I love the dialogue happening today on Susannah Fox's blog, where a group of readers ponder whether there's a generational divide in regards to physicians' use of digital technology. The post is in part a response to a post from Jay Parkinson, MD, MPH, who argues that technology will lead to massive changes in health care only "when the under-40 generation takes control."
One physician wrote to Fox that she felt "there was a divide, but it doesn’t seem to pattern itself on gender, or age, or comfort with technology." She told a story of implementing a secure physician/ patient e-mail system and being surprised when some of the "young, online natives" - those she thought would full embrace the program - had issues with it. Another reader agreed, saying he believed it's "not just a technology and/or age issue but a mindset issue. I’ve encountered a number of MDs who are very authoritative in their interactions with patients. I believe new technologies – especially those with a significant social component – can be seen as a challenge to authority."

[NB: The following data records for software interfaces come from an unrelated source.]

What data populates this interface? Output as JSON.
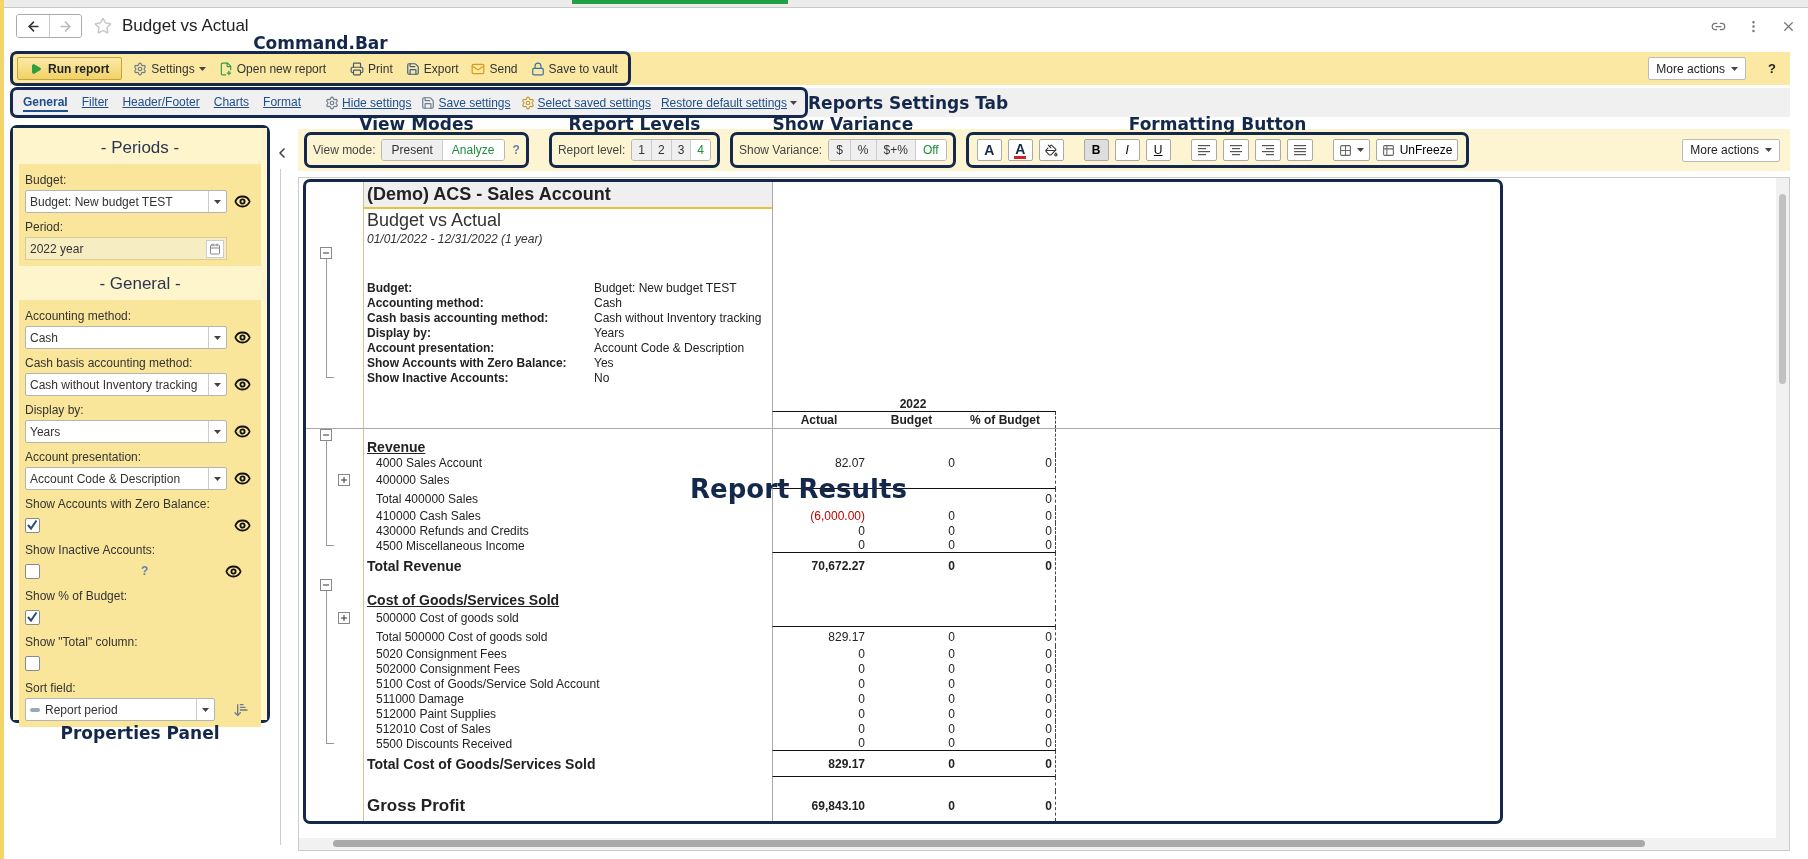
{
  "window": {
    "title": "Budget vs Actual"
  },
  "command_bar": {
    "callout": "Command.Bar",
    "more_actions": "More actions",
    "help": "?",
    "buttons": [
      {
        "label": "Run report",
        "kind": "primary"
      },
      {
        "label": "Settings",
        "kind": "menu"
      },
      {
        "label": "Open new report",
        "kind": "plain"
      },
      {
        "label": "Print",
        "kind": "plain"
      },
      {
        "label": "Export",
        "kind": "plain"
      },
      {
        "label": "Send",
        "kind": "plain"
      },
      {
        "label": "Save to vault",
        "kind": "plain"
      }
    ]
  },
  "settings_tabs": {
    "callout": "Reports Settings Tab",
    "tabs": [
      {
        "label": "General",
        "selected": true
      },
      {
        "label": "Filter",
        "selected": false
      },
      {
        "label": "Header/Footer",
        "selected": false
      },
      {
        "label": "Charts",
        "selected": false
      },
      {
        "label": "Format",
        "selected": false
      }
    ],
    "actions": [
      {
        "label": "Hide settings",
        "kind": "plain"
      },
      {
        "label": "Save settings",
        "kind": "plain"
      },
      {
        "label": "Select saved settings",
        "kind": "plain"
      },
      {
        "label": "Restore default settings",
        "kind": "menu"
      }
    ]
  },
  "properties_panel": {
    "callout": "Properties Panel",
    "sections": [
      {
        "title": "- Periods -",
        "fields": [
          {
            "kind": "select",
            "label": "Budget:",
            "value": "Budget: New budget TEST",
            "in_header": true
          },
          {
            "kind": "period",
            "label": "Period:",
            "value": "2022 year",
            "in_header": false
          }
        ]
      },
      {
        "title": "- General -",
        "fields": [
          {
            "kind": "select",
            "label": "Accounting method:",
            "value": "Cash",
            "in_header": true
          },
          {
            "kind": "select",
            "label": "Cash basis accounting method:",
            "value": "Cash without Inventory tracking",
            "in_header": true
          },
          {
            "kind": "select",
            "label": "Display by:",
            "value": "Years",
            "in_header": true
          },
          {
            "kind": "select",
            "label": "Account presentation:",
            "value": "Account Code & Description",
            "in_header": true
          },
          {
            "kind": "checkbox",
            "label": "Show Accounts with Zero Balance:",
            "checked": true,
            "in_header": true
          },
          {
            "kind": "checkbox",
            "label": "Show Inactive Accounts:",
            "checked": false,
            "help": "?",
            "in_header": true
          },
          {
            "kind": "checkbox",
            "label": "Show % of Budget:",
            "checked": true,
            "in_header": false
          },
          {
            "kind": "checkbox",
            "label": "Show \"Total\" column:",
            "checked": false,
            "in_header": false
          },
          {
            "kind": "sort",
            "label": "Sort field:",
            "value": "Report period",
            "in_header": false
          }
        ]
      }
    ]
  },
  "report_toolbar": {
    "more_actions": "More actions",
    "view_mode": {
      "callout": "View Modes",
      "label": "View mode:",
      "help": "?",
      "options": [
        {
          "label": "Present",
          "selected": false
        },
        {
          "label": "Analyze",
          "selected": true
        }
      ]
    },
    "report_level": {
      "callout": "Report Levels",
      "label": "Report level:",
      "options": [
        {
          "label": "1",
          "selected": false
        },
        {
          "label": "2",
          "selected": false
        },
        {
          "label": "3",
          "selected": false
        },
        {
          "label": "4",
          "selected": true
        }
      ]
    },
    "show_variance": {
      "callout": "Show Variance",
      "label": "Show Variance:",
      "options": [
        {
          "label": "$",
          "selected": false
        },
        {
          "label": "%",
          "selected": false
        },
        {
          "label": "$+%",
          "selected": false
        },
        {
          "label": "Off",
          "selected": true
        }
      ]
    },
    "formatting": {
      "callout": "Formatting Button",
      "buttons": [
        {
          "kind": "font",
          "label": "A"
        },
        {
          "kind": "fontcolor",
          "label": "A"
        },
        {
          "kind": "fill"
        },
        {
          "kind": "bold",
          "label": "B",
          "selected": true
        },
        {
          "kind": "italic",
          "label": "I",
          "selected": false
        },
        {
          "kind": "underline",
          "label": "U",
          "selected": false
        },
        {
          "kind": "left"
        },
        {
          "kind": "center"
        },
        {
          "kind": "right"
        },
        {
          "kind": "justify"
        },
        {
          "kind": "borders"
        },
        {
          "kind": "unfreeze",
          "label": "UnFreeze"
        }
      ]
    }
  },
  "report": {
    "callout": "Report Results",
    "company": "(Demo) ACS - Sales Account",
    "title": "Budget vs Actual",
    "period": "01/01/2022 - 12/31/2022 (1 year)",
    "parameters_expanded": true,
    "parameters": [
      {
        "label": "Budget:",
        "value": "Budget: New budget TEST"
      },
      {
        "label": "Accounting method:",
        "value": "Cash"
      },
      {
        "label": "Cash basis accounting method:",
        "value": "Cash without Inventory tracking"
      },
      {
        "label": "Display by:",
        "value": "Years"
      },
      {
        "label": "Account presentation:",
        "value": "Account Code & Description"
      },
      {
        "label": "Show Accounts with Zero Balance:",
        "value": "Yes"
      },
      {
        "label": "Show Inactive Accounts:",
        "value": "No"
      }
    ],
    "column_group": "2022",
    "columns": [
      "Actual",
      "Budget",
      "% of Budget"
    ],
    "sections": [
      {
        "title": "Revenue",
        "expanded": true,
        "rows": [
          {
            "kind": "account",
            "label": "4000 Sales Account",
            "underline": false,
            "values": {
              "actual": {
                "text": "82.07",
                "negative": false
              },
              "budget": {
                "text": "0",
                "negative": false
              },
              "percent": {
                "text": "0",
                "negative": false
              }
            }
          },
          {
            "kind": "group",
            "label": "400000 Sales",
            "expanded": false,
            "underline": true
          },
          {
            "kind": "subtotal",
            "label": "Total 400000 Sales",
            "underline": false,
            "values": {
              "percent": {
                "text": "0",
                "negative": false
              }
            }
          },
          {
            "kind": "account",
            "label": "410000 Cash Sales",
            "underline": false,
            "values": {
              "actual": {
                "text": "(6,000.00)",
                "negative": true
              },
              "budget": {
                "text": "0",
                "negative": false
              },
              "percent": {
                "text": "0",
                "negative": false
              }
            }
          },
          {
            "kind": "account",
            "label": "430000 Refunds and Credits",
            "underline": false,
            "values": {
              "actual": {
                "text": "0",
                "negative": false
              },
              "budget": {
                "text": "0",
                "negative": false
              },
              "percent": {
                "text": "0",
                "negative": false
              }
            }
          },
          {
            "kind": "account",
            "label": "4500 Miscellaneous Income",
            "underline": true,
            "values": {
              "actual": {
                "text": "0",
                "negative": false
              },
              "budget": {
                "text": "0",
                "negative": false
              },
              "percent": {
                "text": "0",
                "negative": false
              }
            }
          }
        ],
        "total": {
          "label": "Total Revenue",
          "underline": false,
          "values": {
            "actual": {
              "text": "70,672.27",
              "negative": false
            },
            "budget": {
              "text": "0",
              "negative": false
            },
            "percent": {
              "text": "0",
              "negative": false
            }
          }
        }
      },
      {
        "title": "Cost of Goods/Services Sold",
        "expanded": true,
        "rows": [
          {
            "kind": "group",
            "label": "500000 Cost of goods sold",
            "expanded": false,
            "underline": true
          },
          {
            "kind": "subtotal",
            "label": "Total 500000 Cost of goods sold",
            "underline": false,
            "values": {
              "actual": {
                "text": "829.17",
                "negative": false
              },
              "budget": {
                "text": "0",
                "negative": false
              },
              "percent": {
                "text": "0",
                "negative": false
              }
            }
          },
          {
            "kind": "account",
            "label": "5020 Consignment Fees",
            "underline": false,
            "values": {
              "actual": {
                "text": "0",
                "negative": false
              },
              "budget": {
                "text": "0",
                "negative": false
              },
              "percent": {
                "text": "0",
                "negative": false
              }
            }
          },
          {
            "kind": "account",
            "label": "502000 Consignment Fees",
            "underline": false,
            "values": {
              "actual": {
                "text": "0",
                "negative": false
              },
              "budget": {
                "text": "0",
                "negative": false
              },
              "percent": {
                "text": "0",
                "negative": false
              }
            }
          },
          {
            "kind": "account",
            "label": "5100 Cost of Goods/Service Sold Account",
            "underline": false,
            "values": {
              "actual": {
                "text": "0",
                "negative": false
              },
              "budget": {
                "text": "0",
                "negative": false
              },
              "percent": {
                "text": "0",
                "negative": false
              }
            }
          },
          {
            "kind": "account",
            "label": "511000 Damage",
            "underline": false,
            "values": {
              "actual": {
                "text": "0",
                "negative": false
              },
              "budget": {
                "text": "0",
                "negative": false
              },
              "percent": {
                "text": "0",
                "negative": false
              }
            }
          },
          {
            "kind": "account",
            "label": "512000 Paint Supplies",
            "underline": false,
            "values": {
              "actual": {
                "text": "0",
                "negative": false
              },
              "budget": {
                "text": "0",
                "negative": false
              },
              "percent": {
                "text": "0",
                "negative": false
              }
            }
          },
          {
            "kind": "account",
            "label": "512010 Cost of Sales",
            "underline": false,
            "values": {
              "actual": {
                "text": "0",
                "negative": false
              },
              "budget": {
                "text": "0",
                "negative": false
              },
              "percent": {
                "text": "0",
                "negative": false
              }
            }
          },
          {
            "kind": "account",
            "label": "5500 Discounts Received",
            "underline": true,
            "values": {
              "actual": {
                "text": "0",
                "negative": false
              },
              "budget": {
                "text": "0",
                "negative": false
              },
              "percent": {
                "text": "0",
                "negative": false
              }
            }
          }
        ],
        "total": {
          "label": "Total Cost of Goods/Services Sold",
          "underline": true,
          "values": {
            "actual": {
              "text": "829.17",
              "negative": false
            },
            "budget": {
              "text": "0",
              "negative": false
            },
            "percent": {
              "text": "0",
              "negative": false
            }
          }
        }
      }
    ],
    "grand_total": {
      "label": "Gross Profit",
      "values": {
        "actual": {
          "text": "69,843.10",
          "negative": false
        },
        "budget": {
          "text": "0",
          "negative": false
        },
        "percent": {
          "text": "0",
          "negative": false
        }
      }
    }
  }
}
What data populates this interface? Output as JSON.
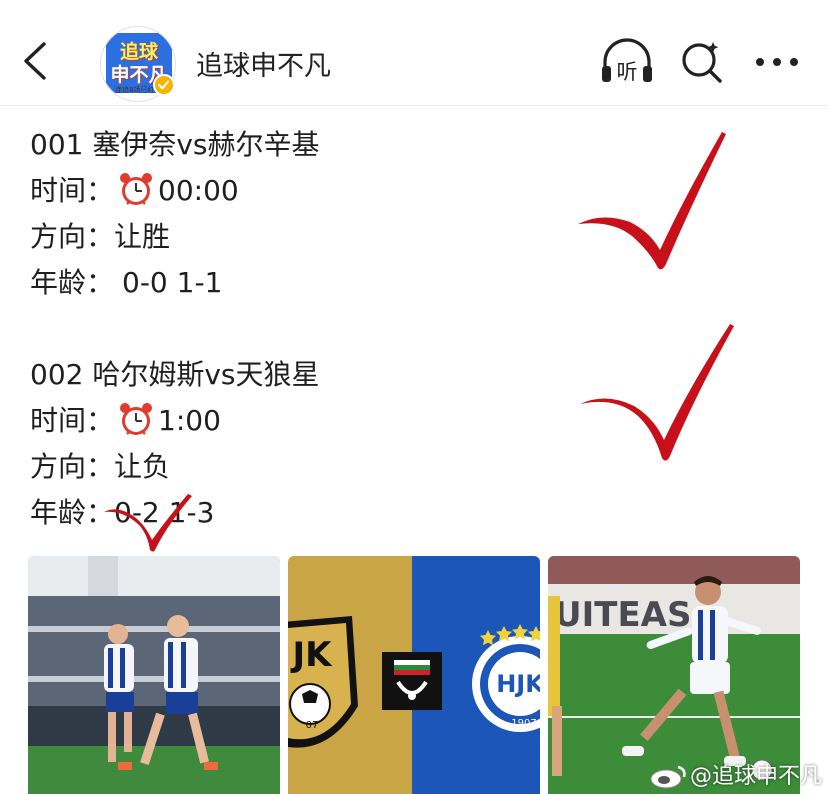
{
  "header": {
    "account_name": "追球申不凡",
    "avatar_text_top": "追球",
    "avatar_text_bottom": "申不凡",
    "avatar_caption": "连追8场已红",
    "listen_label": "听"
  },
  "matches": [
    {
      "number": "001",
      "teams": "塞伊奈vs赫尔辛基",
      "time_label": "时间：",
      "time": "00:00",
      "direction_label": "方向：",
      "direction": "让胜",
      "age_label": "年龄：",
      "age": "0-0 1-1"
    },
    {
      "number": "002",
      "teams": "哈尔姆斯vs天狼星",
      "time_label": "时间：",
      "time": "1:00",
      "direction_label": "方向：",
      "direction": "让负",
      "age_label": "年龄：",
      "age": "0-2 1-3"
    }
  ],
  "images": {
    "badge_left_text": "JK",
    "badge_left_year": "07",
    "badge_right_text": "HJK",
    "badge_right_year": "1907",
    "banner_text": "UITEASa"
  },
  "watermark": "@追球申不凡",
  "colors": {
    "check_red": "#c8101a",
    "gold_panel": "#c9a545",
    "blue_panel": "#1c56b8"
  }
}
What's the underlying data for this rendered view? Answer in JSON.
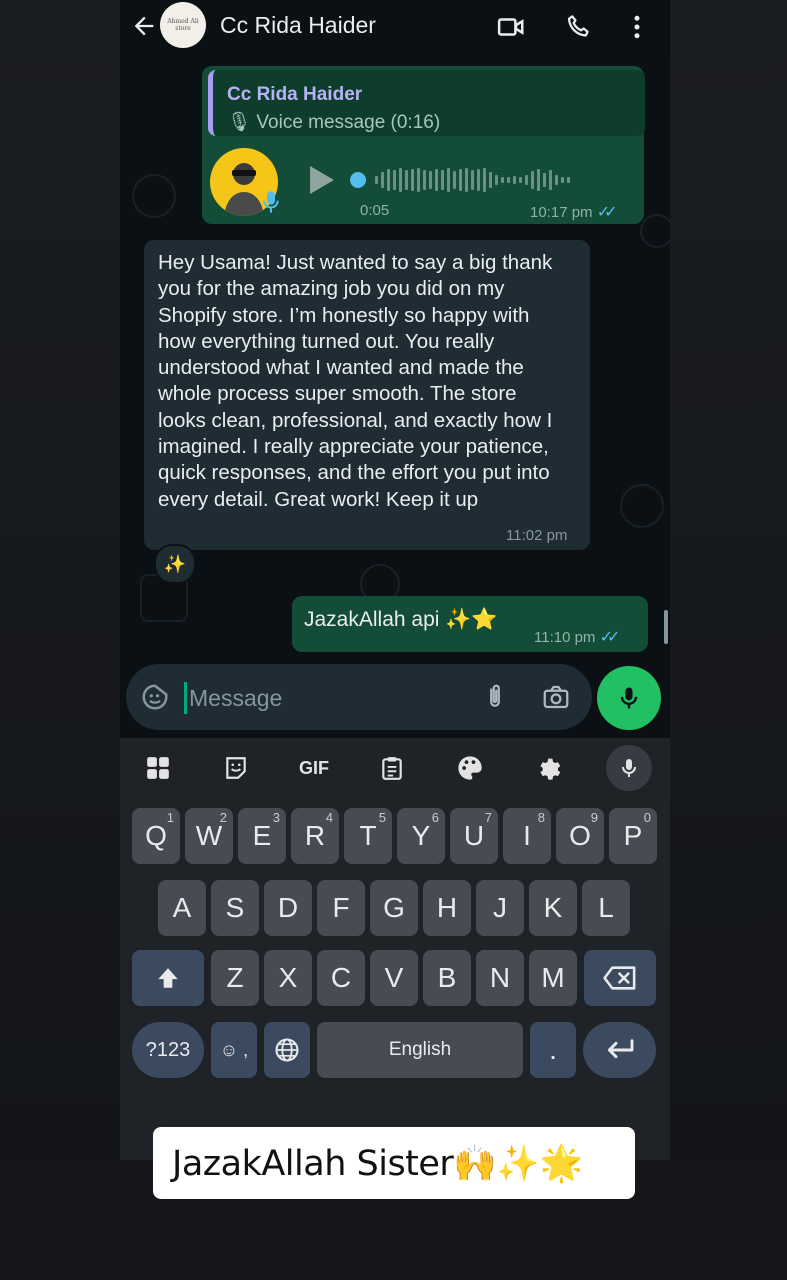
{
  "header": {
    "contact_name": "Cc Rida Haider",
    "avatar_text": "Ahmed Ali store"
  },
  "voice_message": {
    "quote_name": "Cc Rida Haider",
    "quote_sub": "Voice message (0:16)",
    "position": "0:05",
    "time": "10:17 pm"
  },
  "incoming_message": {
    "text": "Hey Usama! Just wanted to say a big thank you for the amazing job you did on my Shopify store. I’m honestly so happy with how everything turned out. You really understood what I wanted and made the whole process super smooth. The store looks clean, professional, and exactly how I imagined. I really appreciate your patience, quick responses, and the effort you put into every detail. Great work! Keep it up",
    "time": "11:02 pm",
    "reaction": "✨"
  },
  "outgoing_message": {
    "text": "JazakAllah api ✨⭐",
    "time": "11:10 pm"
  },
  "composer": {
    "placeholder": "Message"
  },
  "keyboard": {
    "toolbar": [
      "apps-grid-icon",
      "sticker-icon",
      "GIF",
      "clipboard-icon",
      "palette-icon",
      "gear-icon",
      "mic-icon"
    ],
    "row1": [
      "Q",
      "W",
      "E",
      "R",
      "T",
      "Y",
      "U",
      "I",
      "O",
      "P"
    ],
    "row1_hints": [
      "1",
      "2",
      "3",
      "4",
      "5",
      "6",
      "7",
      "8",
      "9",
      "0"
    ],
    "row2": [
      "A",
      "S",
      "D",
      "F",
      "G",
      "H",
      "J",
      "K",
      "L"
    ],
    "row3": [
      "Z",
      "X",
      "C",
      "V",
      "B",
      "N",
      "M"
    ],
    "symbols_label": "?123",
    "space_label": "English",
    "period_label": ".",
    "emoji_label": "☺ ,"
  },
  "caption": {
    "text": "JazakAllah Sister🙌✨🌟"
  },
  "colors": {
    "outgoing_bubble": "#144d37",
    "incoming_bubble": "#1f2c33",
    "accent_green": "#21c063",
    "read_ticks": "#53bdeb"
  }
}
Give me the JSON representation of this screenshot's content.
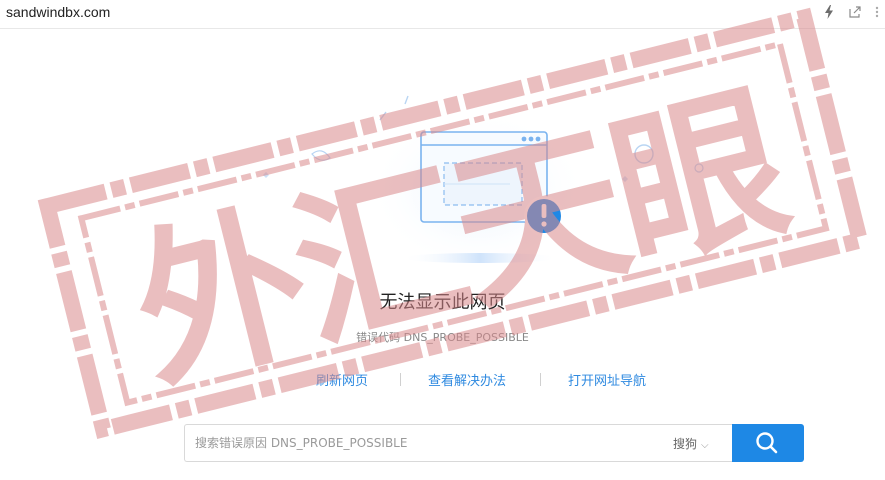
{
  "browser": {
    "url": "sandwindbx.com",
    "icons": [
      "lightning-icon",
      "share-icon",
      "more-icon"
    ]
  },
  "error": {
    "title": "无法显示此网页",
    "code_line": "错误代码 DNS_PROBE_POSSIBLE"
  },
  "actions": {
    "refresh": "刷新网页",
    "solutions": "查看解决办法",
    "nav": "打开网址导航"
  },
  "search": {
    "placeholder": "搜索错误原因 DNS_PROBE_POSSIBLE",
    "engine": "搜狗",
    "engine_arrow": "⌵"
  },
  "watermark": {
    "text": "外汇天眼",
    "color": "#d9898c"
  },
  "colors": {
    "link": "#2f8ae0",
    "button": "#1e88e5",
    "alert": "#1e88e5"
  }
}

And speaking of social, a pediatrician wondered about the connection between his patients and his social-media activities. He's fairly active on Twitter, he said, but most of his followers are other doctors and those in health care. "The overwhelming majority of health-care is still done in a face-to-face setting and I feel it will continue to be so for a while to come," he wrote. "So, how does what I do in the on-line world actually benefit my patients? Do they actually see what I do online as having benefit for them?"
A commenter named Erin expressed her desire for evidence on such patient benefits:
I believe that docs who engage with patients outside of the traditional clinical space are showing their willingness to collaborate and learn things together. If there was data to show some sort of relationship between [social media] doc usage and patient involvement/ adherence/compliance whatever, more clinicians might be willing to embrace the idea, regardless of age, seeing the value of its use.
Previously: How a “culture of permission” prevents doctors from being active in social media, Advice for physicians when interacting with patients online, How can physicians manage their online persona? KevinMD offers guidance, Susannah Fox discusses the effects of the Internet on health care and Can the use of devices among physicians lead to “distracted doctoring?”